Hoover would have made a perfect high-level Nazi. As early as his teen years, his mind was closing on issues that were to dominate his era. In the school debating society, he argued against women getting the vote and against abolition of the death penalty.
He could never bear to come second in anything. When his father began to suffer from mental illness, a niece told me, Hoover "couldn't tolerate the fact. He never could tolerate anything that was imperfect.
Hoover joined the Bureau — at that time just the Bureau of Investigation the word "Federal" was only added in the s — as America's first great Communist scare was getting under way, and handpicked as his assistant a man named George Ruch.
One of two key associates to name their own sons J Edgar, Ruch expressed astonishment that left-wingers should even "be allowed to speak and write as they like".
Hoover and Ruch favoured deporting people merely for being members of radical organisations, and used the Bureau to spy on lawyers representing those arrested in the infamous Red Raids of One of them, on whom he was to keep tabs for half a century and deem "the most dangerous man in the United States", was future Supreme Court justice Felix Frankfurter.
Hoover never joined a political party and claimed he was "not political". In fact, he admitted privately, he was a staunch, lifelong supporter of the Republican party.
He secretly aspired to be president and considered running against Franklin D Roosevelt, whom he thought suspiciously left-wing.
His agents slipped file material to the senator for use in his infamous inquisition, while publicly denying doing so.
The secret life of J Edgar Hoover
The favourable publicity Hoover enjoyed was partially deserved. One veteran defined the ideal new recruit as a man who had to represent "the great middle class", who "will always eat well and dress well, but will never get that sleek Packard or sumptuous house.
He belongs to the Bureau body and soul". Hoover brought modernity and co-ordination at a time of disorganisation. He built the first federal fingerprint bank, and his Identification Division would eventually offer instant access to the prints of million people.

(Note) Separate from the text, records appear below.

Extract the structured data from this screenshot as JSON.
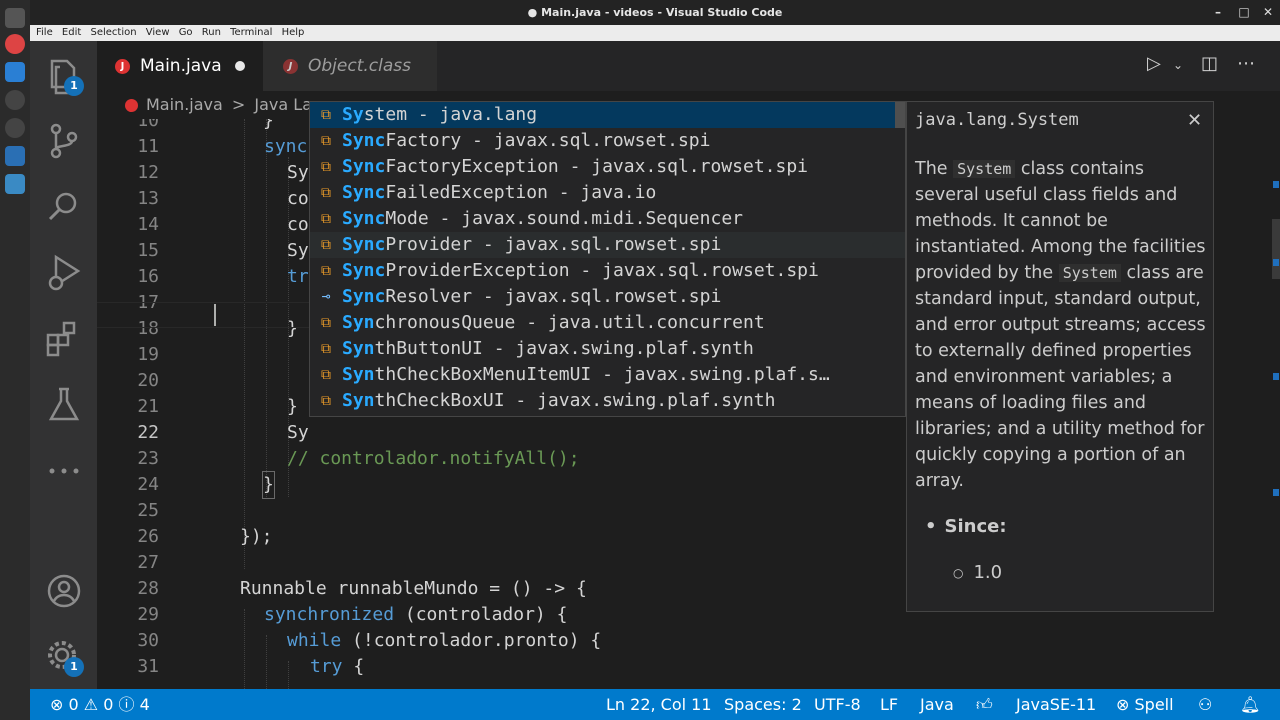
{
  "window": {
    "title": "● Main.java - videos - Visual Studio Code"
  },
  "menubar": {
    "items": [
      "File",
      "Edit",
      "Selection",
      "View",
      "Go",
      "Run",
      "Terminal",
      "Help"
    ]
  },
  "activity": {
    "explorer_badge": "1",
    "settings_badge": "1"
  },
  "tabs": [
    {
      "label": "Main.java",
      "modified": true
    },
    {
      "label": "Object.class",
      "preview": true
    }
  ],
  "breadcrumb": {
    "file": "Main.java",
    "separator": ">",
    "item": "Java La"
  },
  "editor": {
    "lines": [
      {
        "num": "10",
        "text": "}"
      },
      {
        "num": "11",
        "text": "sync"
      },
      {
        "num": "12",
        "text": "Sy"
      },
      {
        "num": "13",
        "text": "co"
      },
      {
        "num": "14",
        "text": "co"
      },
      {
        "num": "15",
        "text": "Sy"
      },
      {
        "num": "16",
        "text": "tr"
      },
      {
        "num": "17",
        "text": ""
      },
      {
        "num": "18",
        "text": "}"
      },
      {
        "num": "19",
        "text": ""
      },
      {
        "num": "20",
        "text": ""
      },
      {
        "num": "21",
        "text": "}"
      },
      {
        "num": "22",
        "text": "Sy"
      },
      {
        "num": "23",
        "text": "// controlador.notifyAll();"
      },
      {
        "num": "24",
        "text": "}"
      },
      {
        "num": "25",
        "text": ""
      },
      {
        "num": "26",
        "text": "});"
      },
      {
        "num": "27",
        "text": ""
      },
      {
        "num": "28",
        "text": "Runnable runnableMundo = () -> {"
      },
      {
        "num": "29a",
        "text": "synchronized"
      },
      {
        "num": "29b",
        "text": " (controlador) {"
      },
      {
        "num": "30a",
        "text": "while"
      },
      {
        "num": "30b",
        "text": " (!controlador.pronto) {"
      },
      {
        "num": "31a",
        "text": "try"
      },
      {
        "num": "31b",
        "text": " {"
      }
    ]
  },
  "suggest": {
    "items": [
      {
        "match": "Sy",
        "rest": "stem",
        "pkg": " - java.lang",
        "icon": "class"
      },
      {
        "match": "Sync",
        "rest": "Factory",
        "pkg": " - javax.sql.rowset.spi",
        "icon": "class"
      },
      {
        "match": "Sync",
        "rest": "FactoryException",
        "pkg": " - javax.sql.rowset.spi",
        "icon": "class"
      },
      {
        "match": "Sync",
        "rest": "FailedException",
        "pkg": " - java.io",
        "icon": "class"
      },
      {
        "match": "Sync",
        "rest": "Mode",
        "pkg": " - javax.sound.midi.Sequencer",
        "icon": "class"
      },
      {
        "match": "Sync",
        "rest": "Provider",
        "pkg": " - javax.sql.rowset.spi",
        "icon": "class"
      },
      {
        "match": "Sync",
        "rest": "ProviderException",
        "pkg": " - javax.sql.rowset.spi",
        "icon": "class"
      },
      {
        "match": "Sync",
        "rest": "Resolver",
        "pkg": " - javax.sql.rowset.spi",
        "icon": "interface"
      },
      {
        "match": "Syn",
        "rest": "chronousQueue",
        "pkg": " - java.util.concurrent",
        "icon": "class"
      },
      {
        "match": "Syn",
        "rest": "thButtonUI",
        "pkg": " - javax.swing.plaf.synth",
        "icon": "class"
      },
      {
        "match": "Syn",
        "rest": "thCheckBoxMenuItemUI",
        "pkg": " - javax.swing.plaf.s…",
        "icon": "class"
      },
      {
        "match": "Syn",
        "rest": "thCheckBoxUI",
        "pkg": " - javax.swing.plaf.synth",
        "icon": "class"
      }
    ]
  },
  "details": {
    "title": "java.lang.System",
    "close": "✕",
    "desc_1": "The ",
    "code_1": "System",
    "desc_2": " class contains several useful class fields and methods. It cannot be instantiated. Among the facilities provided by the ",
    "code_2": "System",
    "desc_3": " class are standard input, standard output, and error output streams; access to externally defined properties and environment variables; a means of loading files and libraries; and a utility method for quickly copying a portion of an array.",
    "since_label": "Since:",
    "since_value": "1.0"
  },
  "statusbar": {
    "errors": "0",
    "warnings": "0",
    "infos": "4",
    "position": "Ln 22, Col 11",
    "spaces": "Spaces: 2",
    "encoding": "UTF-8",
    "eol": "LF",
    "language": "Java",
    "jdk": "JavaSE-11",
    "spell": "Spell"
  },
  "colors": {
    "accent": "#007acc",
    "keyword": "#569cd6",
    "comment": "#6a9955",
    "match": "#2aaaff",
    "class_icon": "#ee9d28"
  }
}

Viral History: J. Edgar Hoover and Clyde Tolson -- the actual photos
His Crime Laboratory became the most advanced in the world. While all this was positive, Hoover's Division 8, euphemistically entitled Crime Records and Communications, had a priority mission. Crime Records pumped out propaganda that fostered not only the image of the FBI as an organisation that spoke for what was right and just, but of the Director himself as a champion of justice fighting "moral deterioration" and "anarchist elements".

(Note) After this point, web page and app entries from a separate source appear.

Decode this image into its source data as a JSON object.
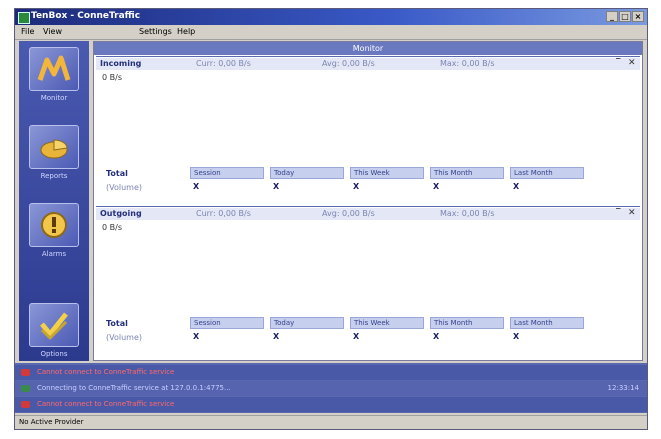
{
  "window": {
    "title": "TenBox - ConneTraffic",
    "controls": [
      "_",
      "□",
      "×"
    ]
  },
  "menu": [
    "File",
    "View",
    "Settings",
    "Help"
  ],
  "sidebar": {
    "items": [
      {
        "label": "Monitor",
        "icon": "monitor-icon"
      },
      {
        "label": "Reports",
        "icon": "reports-icon"
      },
      {
        "label": "Alarms",
        "icon": "alarm-icon"
      },
      {
        "label": "Options",
        "icon": "options-icon"
      }
    ]
  },
  "content": {
    "header": "Monitor"
  },
  "panels": [
    {
      "name": "Incoming",
      "curr": "Curr: 0,00 B/s",
      "avg": "Avg: 0,00 B/s",
      "max": "Max: 0,00 B/s",
      "rate": "0 B/s",
      "total_label": "Total",
      "unit_label": "(Volume)",
      "columns": [
        "Session",
        "Today",
        "This Week",
        "This Month",
        "Last Month"
      ],
      "values": [
        "X",
        "X",
        "X",
        "X",
        "X"
      ]
    },
    {
      "name": "Outgoing",
      "curr": "Curr: 0,00 B/s",
      "avg": "Avg: 0,00 B/s",
      "max": "Max: 0,00 B/s",
      "rate": "0 B/s",
      "total_label": "Total",
      "unit_label": "(Volume)",
      "columns": [
        "Session",
        "Today",
        "This Week",
        "This Month",
        "Last Month"
      ],
      "values": [
        "X",
        "X",
        "X",
        "X",
        "X"
      ]
    }
  ],
  "log": [
    {
      "text": "Cannot connect to ConneTraffic service",
      "time": "",
      "status": "error"
    },
    {
      "text": "Connecting to ConneTraffic service at 127.0.0.1:4775...",
      "time": "12:33:14",
      "status": "ok"
    },
    {
      "text": "Cannot connect to ConneTraffic service",
      "time": "",
      "status": "error"
    }
  ],
  "statusbar": {
    "text": "No Active Provider"
  },
  "colors": {
    "error": "#d23a3a",
    "ok": "#3a8a4a",
    "title_start": "#1c2a7a",
    "sidebar": "#2c3a8e"
  }
}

Hoover used the department to preach the notion that the political left was responsible for all manner of perceived evils, from changing sexual standards to delinquency. Crime Records portrayed Hoover as the dauntless scourge of serious crime. In the movie J Edgar, long sequences are devoted to his supposed role in tracking down the murderer of the aviator Charles Lindbergh's baby son. In real life, while Hoover postured as the Sherlock who led the probe, the case was in fact broken thanks to work done by another federal agency.
Hoover hogged the limelight when the thugs were killed or captured and was jealous and vindictive when it fell instead on one of his proteges.

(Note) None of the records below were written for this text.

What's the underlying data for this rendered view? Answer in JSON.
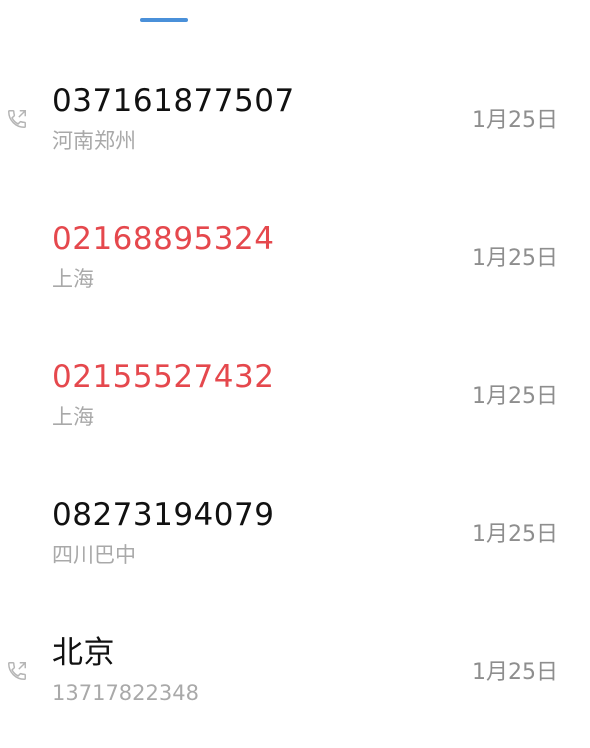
{
  "call_log": {
    "active_tab_indicator_color": "#4a90d9",
    "entries": [
      {
        "primary": "037161877507",
        "secondary": "河南郑州",
        "date": "1月25日",
        "missed": false,
        "has_call_icon": true,
        "icon": "phone-outgoing-icon"
      },
      {
        "primary": "02168895324",
        "secondary": "上海",
        "date": "1月25日",
        "missed": true,
        "has_call_icon": false
      },
      {
        "primary": "02155527432",
        "secondary": "上海",
        "date": "1月25日",
        "missed": true,
        "has_call_icon": false
      },
      {
        "primary": "08273194079",
        "secondary": "四川巴中",
        "date": "1月25日",
        "missed": false,
        "has_call_icon": false
      },
      {
        "primary": "北京",
        "secondary": "13717822348",
        "date": "1月25日",
        "missed": false,
        "has_call_icon": true,
        "icon": "phone-outgoing-icon"
      }
    ],
    "colors": {
      "missed": "#e5484d",
      "normal": "#111111",
      "secondary": "#a9a9a9",
      "date": "#8e8e8e"
    }
  }
}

Late in the Eastwood movie, his companion, Clyde Tolson, peruses a memoir Hoover has just completed about his life and career.